The decline in manufacturing output had a lot to do with a technology bubble that popped. Many jobs were lost because total sales fell, not because of imports. (Think of fiber optic cable, which was bought excessively and of which there is now a glut.) The import surplus from China is only one-seventh of the output decline, which itself in total accounted for only a quarter of the job losses. So, at a maximum, China accounted for 3 to 4 percent of US manufacturing job losses. If they instead took market share from others exporting to the US, as is very likely, the "China" job loss figure would be even less.

Calls for "fair trade" or bilateral trade balances have no logic aside from populist quick fixes. China may well decide to revalue its currency for its own reasons, but this would have only a very limited impact on displaced US workers. For most goods the US imports, a stronger Yuan- worth 6.0 instead of 8.3 per dollar- would not shift production back to the US, though it might help Vietnam or Mexico. Higher prices in Wal-Mart might also mean fewer domestic purchases of services- the major source of US jobs now.

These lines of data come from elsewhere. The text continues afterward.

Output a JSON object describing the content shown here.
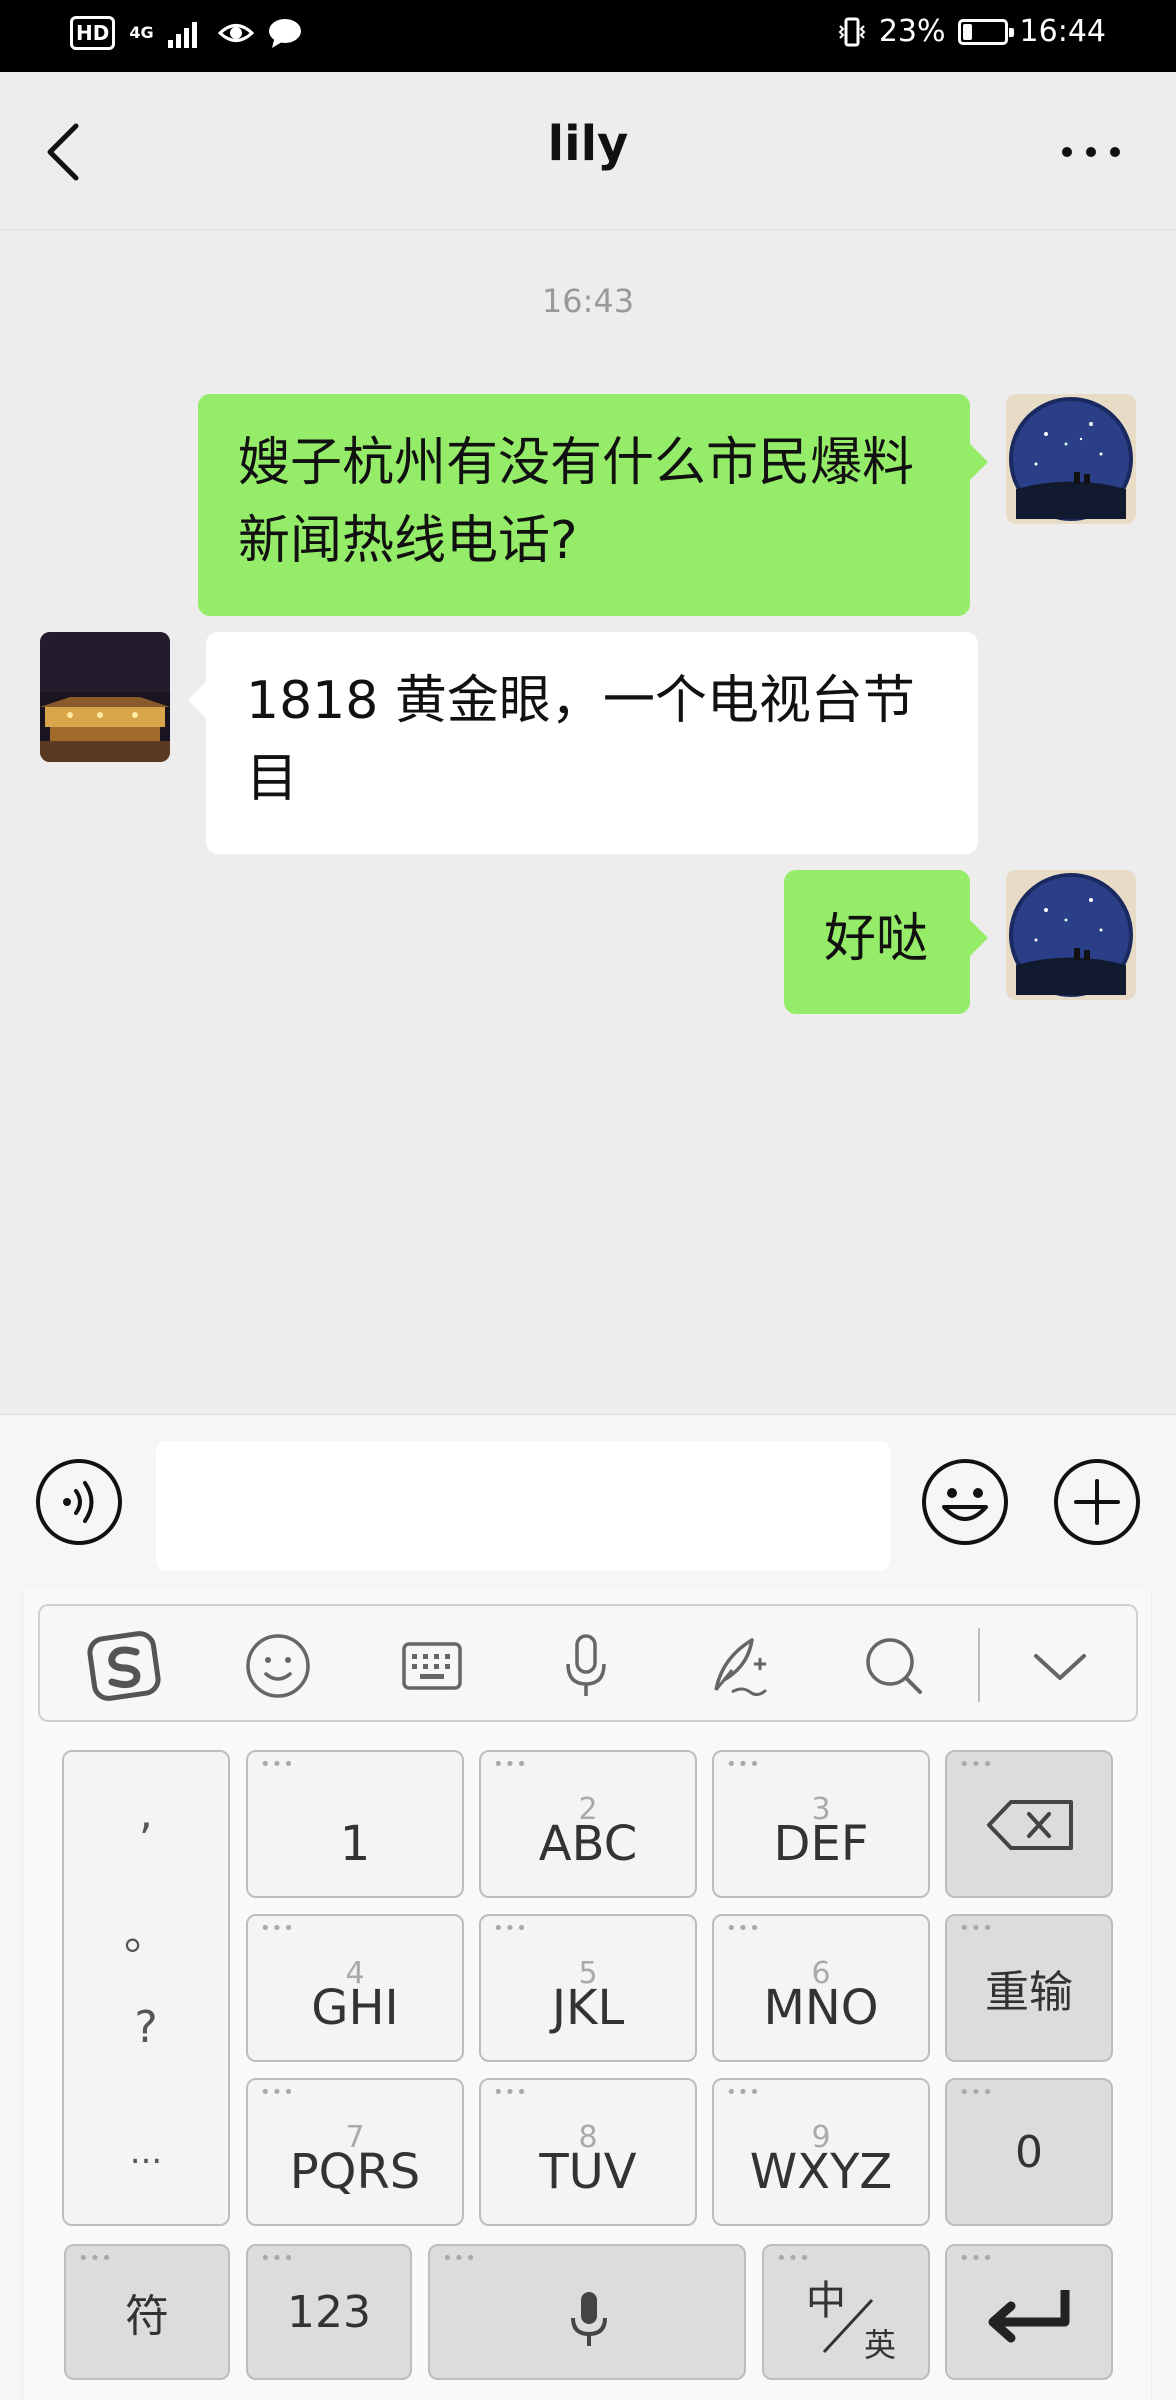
{
  "status_bar": {
    "hd": "HD",
    "network": "4G",
    "battery_percent": "23%",
    "battery_level": 0.23,
    "time": "16:44"
  },
  "header": {
    "title": "lily"
  },
  "chat": {
    "timestamp": "16:43",
    "messages": [
      {
        "side": "right",
        "text": "嫂子杭州有没有什么市民爆料新闻热线电话?"
      },
      {
        "side": "left",
        "text": "1818 黄金眼，一个电视台节目"
      },
      {
        "side": "right",
        "text": "好哒"
      }
    ]
  },
  "input": {
    "value": ""
  },
  "keyboard": {
    "punctuation": [
      ",",
      "。",
      "?",
      "..."
    ],
    "keys": [
      {
        "num": "",
        "label": "1"
      },
      {
        "num": "2",
        "label": "ABC"
      },
      {
        "num": "3",
        "label": "DEF"
      },
      {
        "num": "4",
        "label": "GHI"
      },
      {
        "num": "5",
        "label": "JKL"
      },
      {
        "num": "6",
        "label": "MNO"
      },
      {
        "num": "7",
        "label": "PQRS"
      },
      {
        "num": "8",
        "label": "TUV"
      },
      {
        "num": "9",
        "label": "WXYZ"
      }
    ],
    "retype": "重输",
    "zero": "0",
    "symbols": "符",
    "numbers": "123",
    "lang_zh": "中",
    "lang_en": "英"
  },
  "colors": {
    "sent_bubble": "#95ec69",
    "received_bubble": "#ffffff",
    "background": "#ededed"
  }
}
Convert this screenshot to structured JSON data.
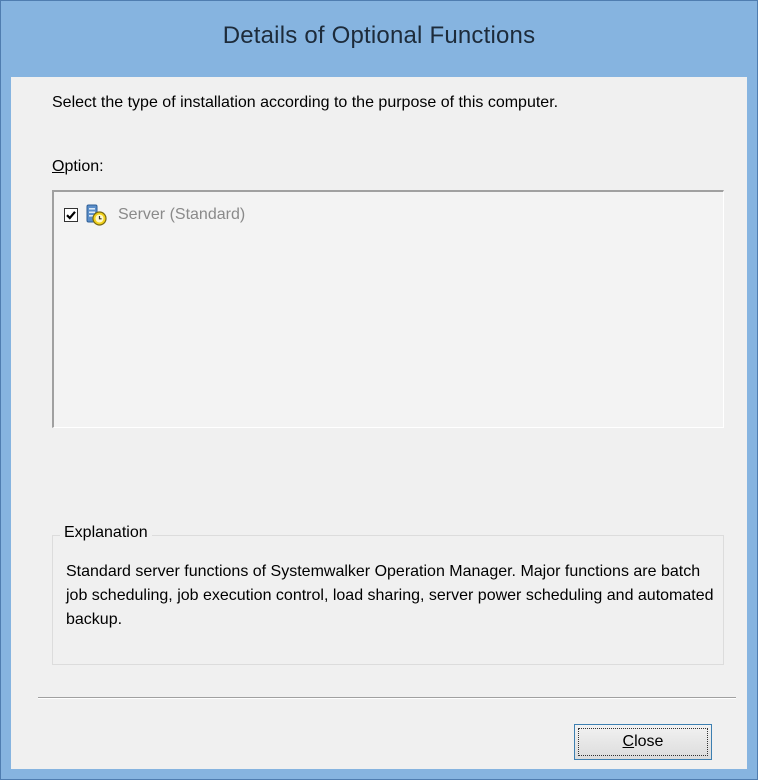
{
  "window": {
    "title": "Details of Optional Functions"
  },
  "instruction": {
    "text": "Select the type of installation according to the purpose of this computer."
  },
  "option": {
    "label_mnemonic": "O",
    "label_rest": "ption:",
    "items": [
      {
        "label": "Server (Standard)",
        "checked": true,
        "icon": "server-icon"
      }
    ]
  },
  "explanation": {
    "title": "Explanation",
    "text": "Standard server functions of Systemwalker Operation Manager. Major functions are batch job scheduling, job execution control, load sharing, server power scheduling and automated backup."
  },
  "buttons": {
    "close_mnemonic": "C",
    "close_rest": "lose"
  },
  "colors": {
    "frame": "#86b4e0",
    "client": "#f0f0f0",
    "disabled_text": "#8a8a8a",
    "button_border": "#3c7fb1"
  }
}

The fact is manufacturing in the United States is going the way of agriculture. The US produces enormous amounts of food with only 2 percent of the workforce. In the future, rising productivity will allow high and growing manufacturing output with even fewer workers than the 11 percent of the American workforce now employed in factories. Trade might mildly accelerate this trend away from manufacturing jobs, but it certainly won't cause it.

Solutions to the problems caused by the decline in manufacturing work include free job retraining, relocation subsidies, increasing demand at home, and more growth abroad. The US needs to increase its exports to reduce its trade deficit, and growth in other countries helps it to export. A trade war would likely slow growth here and abroad. In policy, identifying the cause of a problem is essential to not making it worse. Both the Democrats and the Republicans seem intent on missing this.

David Dapice is Associate Professor of Economics at Tufts University and the economist of the Vietnam Program at Harvard University’s Kennedy School of Government.

© 2003 Yale Center for the Study of Globalization